  • Yuvraj Singh got 83 off 46 balls. Had he got his century off 50 balls say — which is something I was hoping — he would have scored the fastest century in World Cups and perhaps the 5th fastest 100 in ODIs. But that wasn’t to happen.

However, the big danger for India is that rain and Duckworth-Lewis could spoil the party…

— Mohan

Good solid performance

When Leverock thudded to the ground with a stunner of a catch, the earth shook on impact and then… Virender Sehwag walked in. The immediate thought that came to my mind was that it was bad decision. I thought Mahendra Dhoni should have come in. Sehwag started tentatively poking his bat at the ball outside off. But he settled in and thankfully proved me wrong. Sehwag then restored the faith of his captain with a wonderful century. When Sehwag got to his hundred, I wasn’t sure who was more relieved — Dravid or Sehwag. Sehwag eventually fell trying to go the aerial route on the penultimate ball of powerplay. So powerful was Sehwag’s hitting that the final powerplay wasn’t taken until the 26th over.

Sourav Ganguly on the other end was finding it hard to pick the gaps unless he went over the top. He eventually perished, out stumped trying to hit another six. This was another gritty knock from Saurav Ganguly — it wasn’t as elegant as the Saurav Ganguly of old, but what he missed in elegance was compensated by grit.

Dhoni performed a quick cameo — 29 of 24 with one six.

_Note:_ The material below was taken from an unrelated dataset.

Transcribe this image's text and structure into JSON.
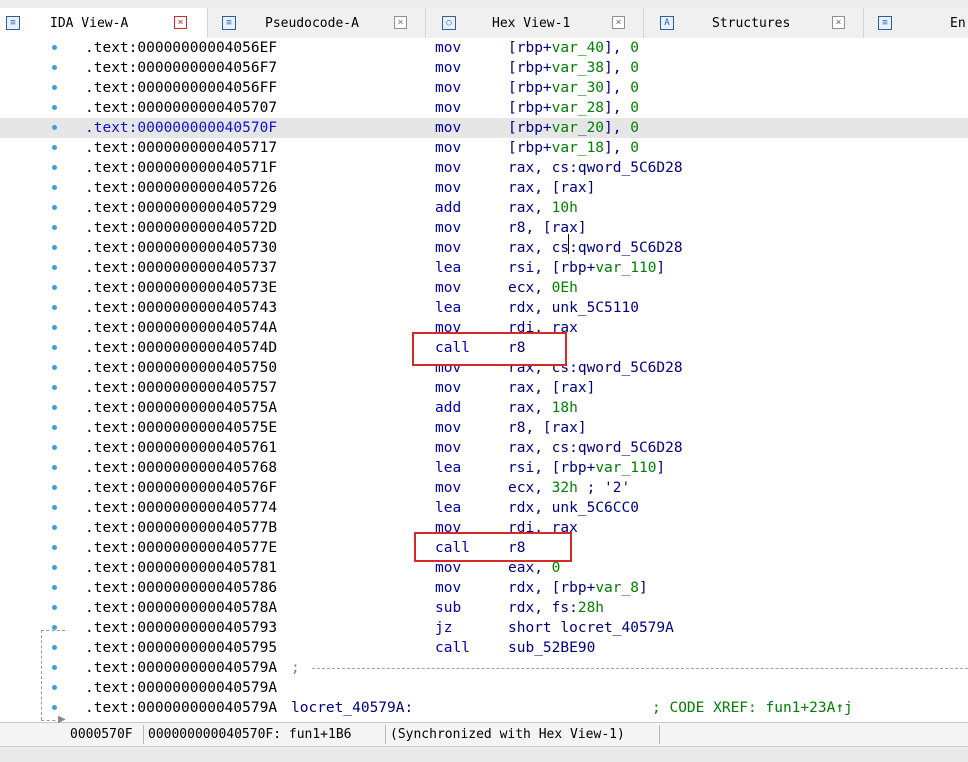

I had expected Sachin Tendulkar to walk in after Ganguly was out, but in came Yuvraj Singh, which was a very bold move.  

I agree the bowling wasn’t that strong, but India had to get a big score — it had to be as close to 400 as possible to give them a realistic chance of qualifying to the Super8s and Yuvraj Singh ensured that.  Yuvraj Singh completed his 50 with his fourth 6 — all hit over mid wicket. But he wasn’t done yet. He hit three more sixes and when he got out the score was 391. His valuable contribution was 83 of 46 balls. It contained 7 sixes and 3 fours.

If Yuvraj Singh’s batting was outstanding, then it is hard to find a superlative for Sachin Tendulkar’s. He batted at a clip faster than Yuvraj Singh and got to his 50 of just 26 deliveries and finished with 57*. Rahul Dravid hit the last ball of the innings for yet another six and India finished at 413 in its fifty overs.

Only one half of the job has been done. The target for India now would be to get Bermuda out for less than 150.